I’m sitting in the press filing centre at Saint Anselm College where the leading Republican and Democratic presidential candidates are about to hold back to back debates. The stakes are huge—this is Hillary Clinton’s last best chance to halt the Obama bandwagon before the primary on Tuesday. While on the Republican side, Mitt Romney can’t afford a bad showing. Worryingly for Romney, Ed Rollins, a key Huckabee aide, told the New York Times this morning: “We’re going to see if we can’t take Romney out,” Mr. Rollins said. “We like John. Nobody likes Romney.”
The next question is on the candidate’s bedrock principles. A series of bland, motherhood and apple pie statements follow as Romney and McCain refuse to take up the moderator’s invitation to go mano a mano.
Healthcare is the third topic up. Romney, who as governor of Massachusetts implemented a much-praised healthcare plan, gives a polished answer. However, he then comes under fire from Fred Thompson on the details of it. Romney looks rattled as another Republican goes after him. McCain has to be loving the way that Romney is taking fire from all sides.

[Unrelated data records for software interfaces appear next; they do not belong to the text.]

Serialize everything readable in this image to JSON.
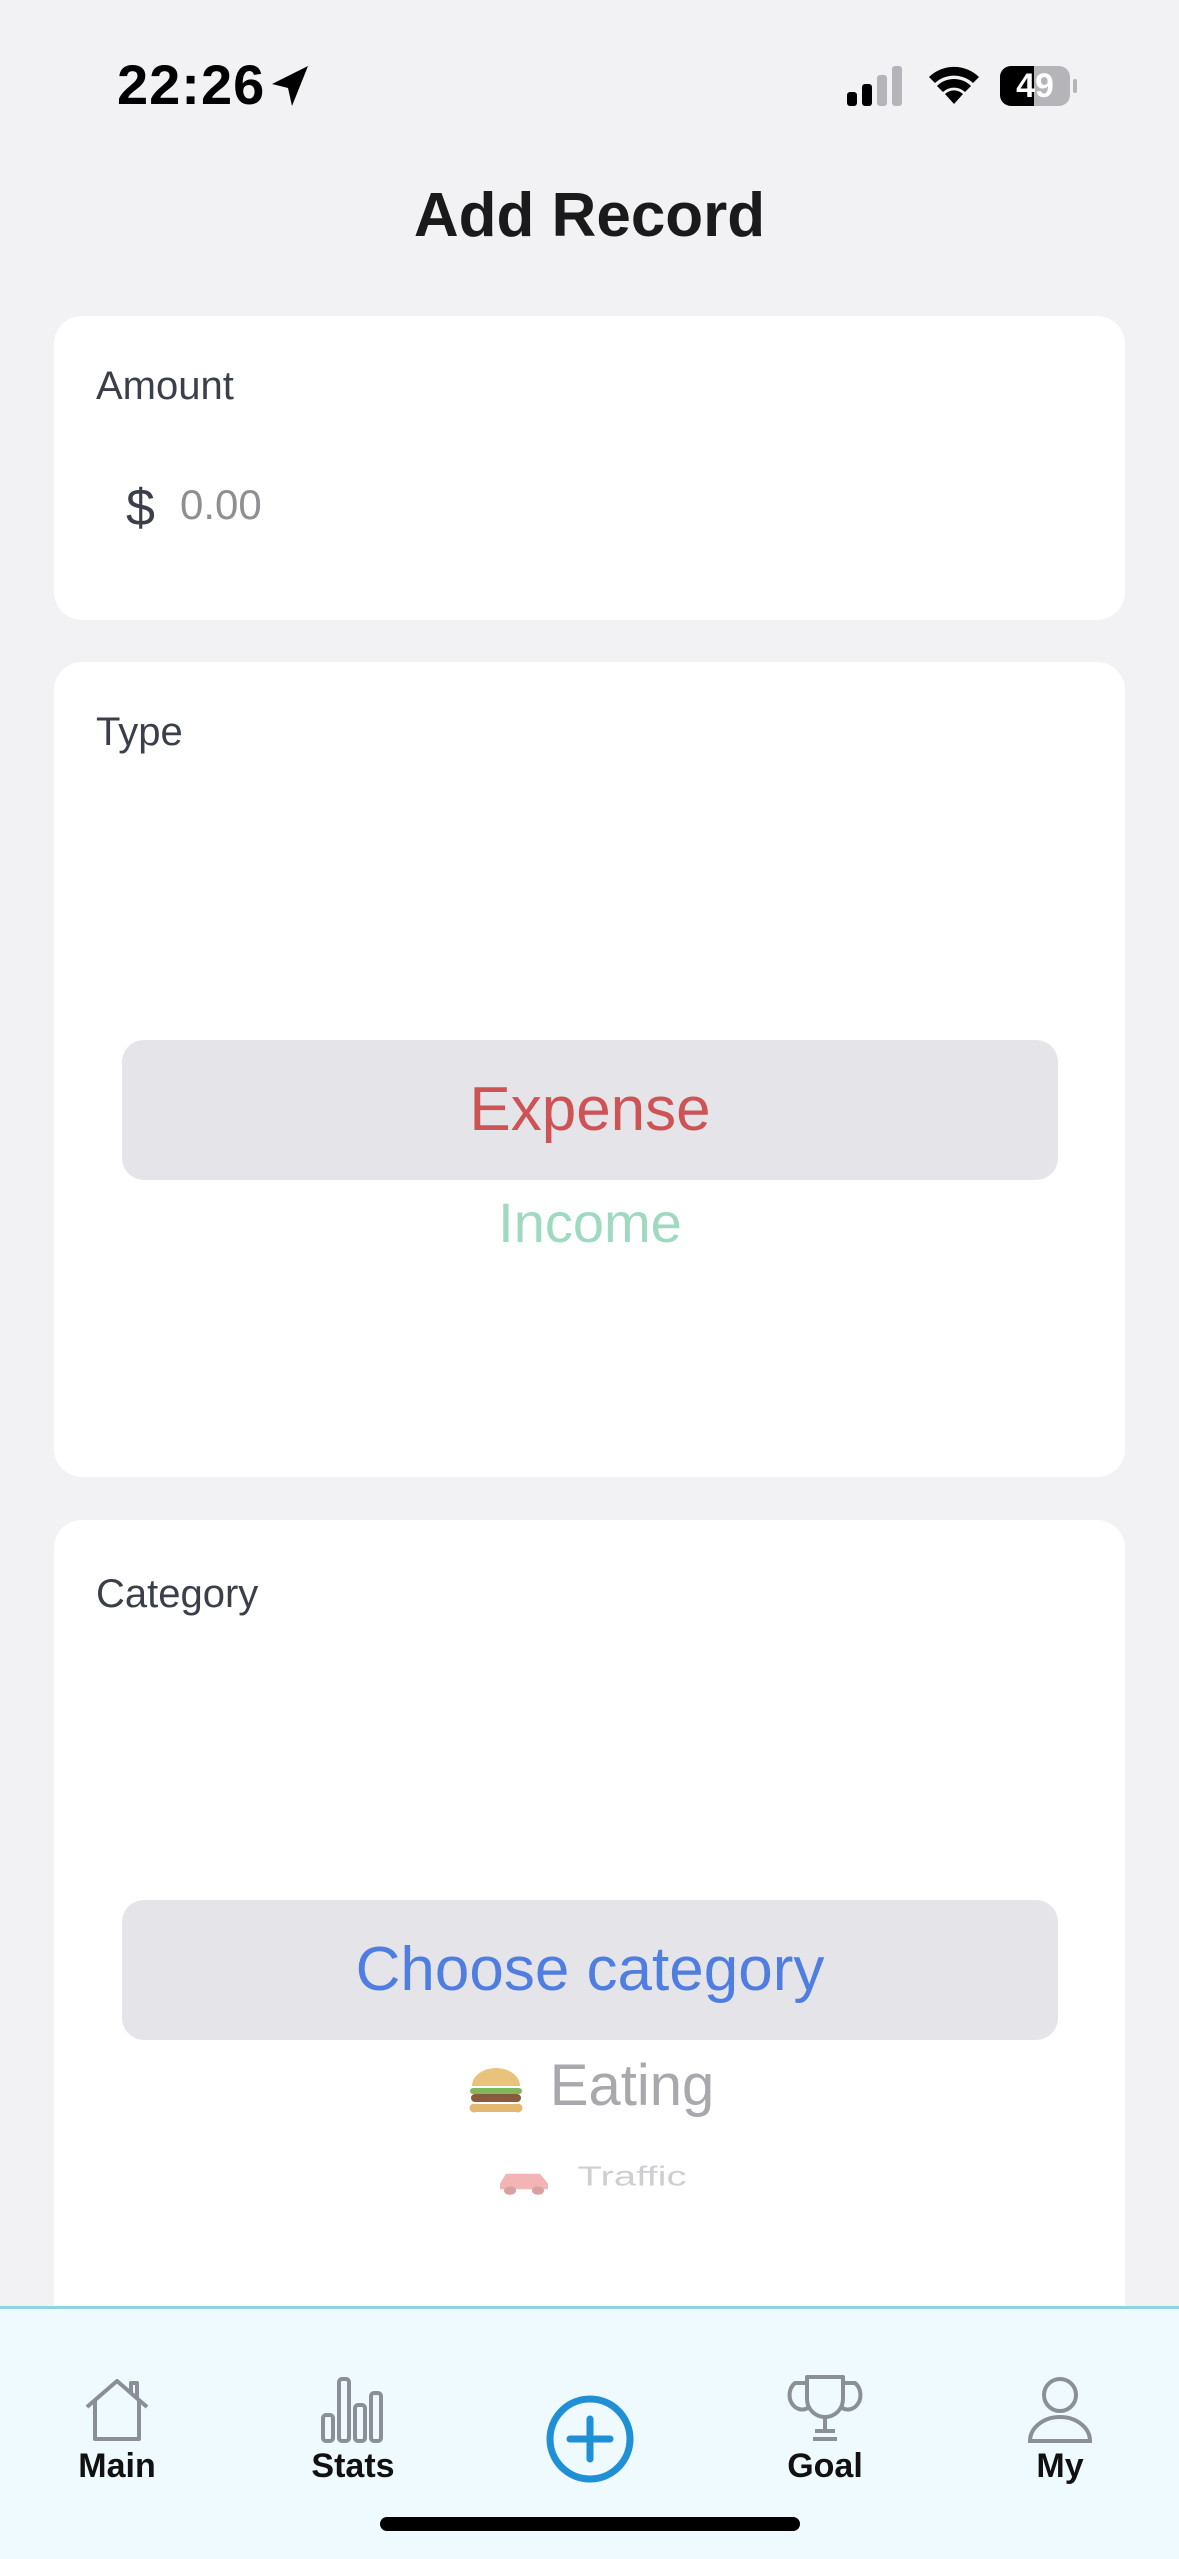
{
  "status_bar": {
    "time": "22:26",
    "battery_level": "49"
  },
  "page": {
    "title": "Add Record"
  },
  "amount": {
    "label": "Amount",
    "currency_symbol": "$",
    "placeholder": "0.00",
    "value": ""
  },
  "type": {
    "label": "Type",
    "selected": "Expense",
    "options": [
      "Expense",
      "Income"
    ],
    "colors": {
      "expense": "#cd5354",
      "income": "#9fd9c0"
    }
  },
  "category": {
    "label": "Category",
    "selected": "Choose category",
    "options": [
      {
        "label": "Eating",
        "icon": "burger-icon"
      },
      {
        "label": "Traffic",
        "icon": "car-icon"
      }
    ]
  },
  "tab_bar": {
    "tabs": [
      {
        "label": "Main",
        "icon": "home-icon"
      },
      {
        "label": "Stats",
        "icon": "bar-chart-icon"
      },
      {
        "label": "",
        "icon": "plus-circle-icon"
      },
      {
        "label": "Goal",
        "icon": "trophy-icon"
      },
      {
        "label": "My",
        "icon": "person-icon"
      }
    ],
    "accent_color": "#1f8fd6"
  }
}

McCain then gets a question on immigration, the Achilles heel of his campaign. He stresses securing the borders but supports the idea of their being an eventual path to citizenship and reminds people that these people are “God’s children.” Romney tries to draw a contrast stressing his new hard-line stance on the issue. Rudy chooses to emphasise his competence and ability to enforce the law but doesn’t back away from the idea of a path to citizenship. Then comes a ding-dong between McCain and Romney over Romney’s criticism of him. McCain tells Romney, “You can spend your entire fortune on these attack ads calling my plan amnesty and it still won’t be true.” He then tells Romney that he is not going to call up soldiers in Iraq to inform them that he’s deporting their grandmothers. Thompson then joins in the mass assault on Romney. Romney claims that the quote Thompson is using was wrong, McCain jokes that if you change position as often as Romney does you’re going to get misquoted from time to time. Giuliani then, sensibly points out that Ronald Reagan did do amnesty, and says that he’d be in one of “Mitt’s negative commercials.” By my count, every candidate has attacked Romney while the others—with the exception of the attacks on Ron Paul during the foreign policy section—are playing nice.

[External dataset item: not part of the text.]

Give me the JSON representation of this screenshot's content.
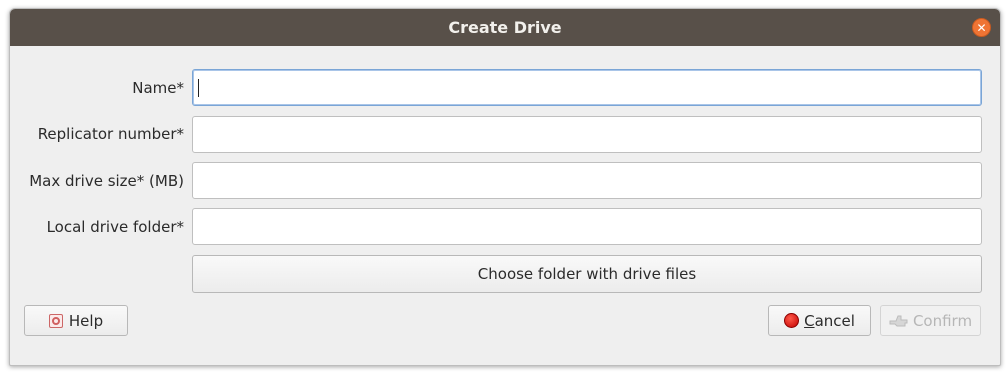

The moderator asks the candidates about how they would run against Barack Obama. McCain and Romney trade barbs but Huckabee steals the show with a clear, concise answer stressing the differences and similarities between him and Obama. Huckabee is turning in a strong performance, third place might not be beyond him here.
In a question about the price of oil, Thompson offers props to McCain again. Indeed, the frequency with which Thompson is taking on Romney and praising McCain makes one wonder if Thompson’s heart might not already be with McCain. Giuliani delivers a strong fact-filled answer.

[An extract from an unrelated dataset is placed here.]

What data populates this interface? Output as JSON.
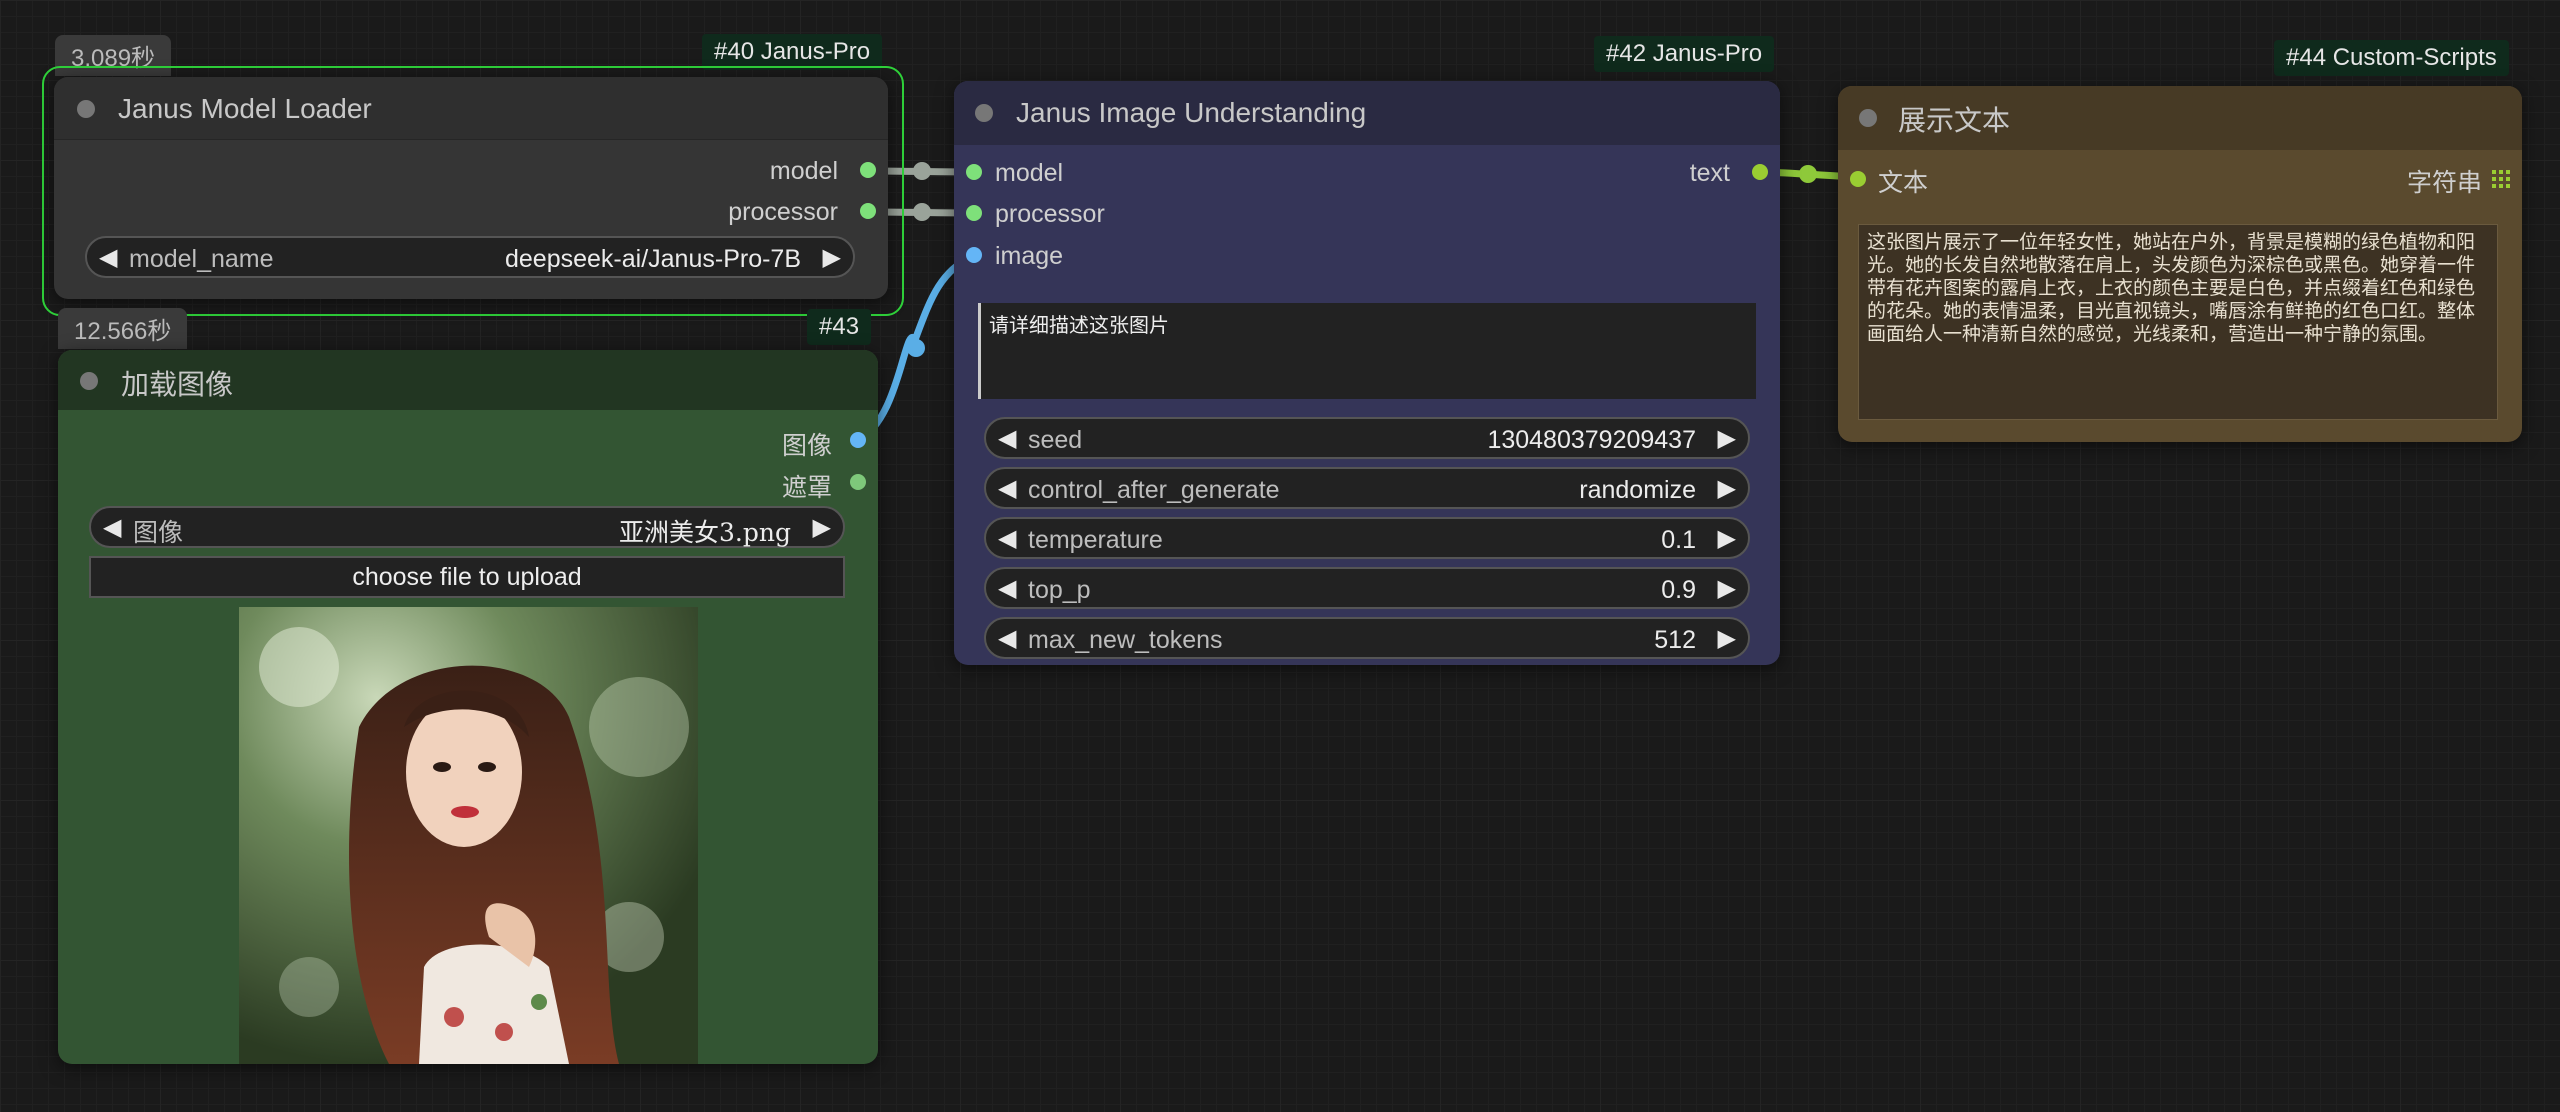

The spin room afterwards sees the other campaign continue the attacks on Romney. How far Romney has lurched to the right is illustrated by the fact that Tom Tancredo, the most extreme person on immigration in the US Congress, is spinning for him on the issue.